RECORDS SHOWN.
"""

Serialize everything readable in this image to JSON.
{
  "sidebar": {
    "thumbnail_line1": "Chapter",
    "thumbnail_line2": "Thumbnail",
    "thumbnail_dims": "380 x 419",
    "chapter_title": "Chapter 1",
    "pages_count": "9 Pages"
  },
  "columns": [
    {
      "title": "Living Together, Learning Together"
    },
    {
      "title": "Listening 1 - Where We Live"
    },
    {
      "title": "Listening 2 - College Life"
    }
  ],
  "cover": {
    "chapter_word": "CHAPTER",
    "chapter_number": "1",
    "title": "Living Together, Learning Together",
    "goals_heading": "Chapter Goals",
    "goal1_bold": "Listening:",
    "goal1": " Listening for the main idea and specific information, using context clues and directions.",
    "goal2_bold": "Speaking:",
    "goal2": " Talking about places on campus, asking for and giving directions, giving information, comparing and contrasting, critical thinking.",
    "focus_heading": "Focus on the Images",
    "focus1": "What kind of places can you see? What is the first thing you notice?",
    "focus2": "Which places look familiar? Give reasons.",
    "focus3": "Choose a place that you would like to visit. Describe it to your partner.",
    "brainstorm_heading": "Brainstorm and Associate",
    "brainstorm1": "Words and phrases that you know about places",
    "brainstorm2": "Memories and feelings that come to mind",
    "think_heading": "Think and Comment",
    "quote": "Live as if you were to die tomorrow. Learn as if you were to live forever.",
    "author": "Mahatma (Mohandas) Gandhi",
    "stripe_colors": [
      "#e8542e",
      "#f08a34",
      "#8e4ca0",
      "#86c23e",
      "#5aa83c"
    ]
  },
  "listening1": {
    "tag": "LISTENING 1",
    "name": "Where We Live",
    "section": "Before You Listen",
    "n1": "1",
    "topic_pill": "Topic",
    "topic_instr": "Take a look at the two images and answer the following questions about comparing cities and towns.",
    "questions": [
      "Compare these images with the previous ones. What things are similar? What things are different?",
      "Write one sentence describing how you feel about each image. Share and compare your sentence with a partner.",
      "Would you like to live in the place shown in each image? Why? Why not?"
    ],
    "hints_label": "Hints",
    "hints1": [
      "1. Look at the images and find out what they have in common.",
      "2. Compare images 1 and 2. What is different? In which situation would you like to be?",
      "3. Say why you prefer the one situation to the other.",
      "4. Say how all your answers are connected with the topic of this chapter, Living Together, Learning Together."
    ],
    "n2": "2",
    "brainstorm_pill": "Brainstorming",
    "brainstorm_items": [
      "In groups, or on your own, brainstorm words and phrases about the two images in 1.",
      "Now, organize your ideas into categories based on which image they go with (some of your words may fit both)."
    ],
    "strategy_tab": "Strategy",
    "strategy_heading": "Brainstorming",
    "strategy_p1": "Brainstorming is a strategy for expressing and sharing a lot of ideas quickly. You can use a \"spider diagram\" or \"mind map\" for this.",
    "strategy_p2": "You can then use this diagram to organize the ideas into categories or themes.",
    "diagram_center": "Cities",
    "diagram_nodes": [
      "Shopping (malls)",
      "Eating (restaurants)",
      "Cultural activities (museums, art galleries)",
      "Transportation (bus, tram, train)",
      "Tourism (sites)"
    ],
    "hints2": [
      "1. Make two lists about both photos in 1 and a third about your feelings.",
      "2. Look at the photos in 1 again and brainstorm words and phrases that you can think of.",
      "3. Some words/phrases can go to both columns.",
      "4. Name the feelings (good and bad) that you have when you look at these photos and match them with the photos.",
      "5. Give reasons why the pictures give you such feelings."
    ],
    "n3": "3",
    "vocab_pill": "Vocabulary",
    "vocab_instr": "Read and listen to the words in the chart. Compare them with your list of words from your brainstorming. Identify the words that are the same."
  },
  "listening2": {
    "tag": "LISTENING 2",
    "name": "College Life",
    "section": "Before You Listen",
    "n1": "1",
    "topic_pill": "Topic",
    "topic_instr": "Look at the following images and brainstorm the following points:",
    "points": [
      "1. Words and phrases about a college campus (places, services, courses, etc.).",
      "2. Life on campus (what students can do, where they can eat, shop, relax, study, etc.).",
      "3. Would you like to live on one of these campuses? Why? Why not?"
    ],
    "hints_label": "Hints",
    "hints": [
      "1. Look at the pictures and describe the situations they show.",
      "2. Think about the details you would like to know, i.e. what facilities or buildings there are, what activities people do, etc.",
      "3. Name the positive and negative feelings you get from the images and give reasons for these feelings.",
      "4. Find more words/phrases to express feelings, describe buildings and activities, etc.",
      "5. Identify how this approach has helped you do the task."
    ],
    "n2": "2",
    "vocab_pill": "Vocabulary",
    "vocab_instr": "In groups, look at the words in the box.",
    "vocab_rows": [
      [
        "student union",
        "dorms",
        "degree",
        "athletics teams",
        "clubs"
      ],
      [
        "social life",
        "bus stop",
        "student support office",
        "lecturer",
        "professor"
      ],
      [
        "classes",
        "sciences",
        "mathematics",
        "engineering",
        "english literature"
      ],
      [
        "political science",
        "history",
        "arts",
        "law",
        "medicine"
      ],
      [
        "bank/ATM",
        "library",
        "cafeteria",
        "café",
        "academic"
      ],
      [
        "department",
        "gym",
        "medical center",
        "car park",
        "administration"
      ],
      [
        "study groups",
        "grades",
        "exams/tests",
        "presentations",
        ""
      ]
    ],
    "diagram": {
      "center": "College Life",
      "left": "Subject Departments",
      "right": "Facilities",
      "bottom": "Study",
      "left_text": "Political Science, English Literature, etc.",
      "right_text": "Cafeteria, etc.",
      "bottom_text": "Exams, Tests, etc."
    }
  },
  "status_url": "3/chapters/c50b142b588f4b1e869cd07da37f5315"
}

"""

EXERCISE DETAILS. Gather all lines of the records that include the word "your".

OUTPUT FOR THIS TASK.
    "focus3": "Choose a place that you would like to visit. Describe it to your partner.",
      "Write one sentence describing how you feel about each image. Share and compare your sentence with a partner.",
      "4. Say how all your answers are connected with the topic of this chapter, Living Together, Learning Together."
      "In groups, or on your own, brainstorm words and phrases about the two images in 1.",
      "Now, organize your ideas into categories based on which image they go with (some of your words may fit both)."
      "1. Make two lists about both photos in 1 and a third about your feelings.",
    "vocab_instr": "Read and listen to the words in the chart. Compare them with your list of words from your brainstorming. Identify the words that are the same."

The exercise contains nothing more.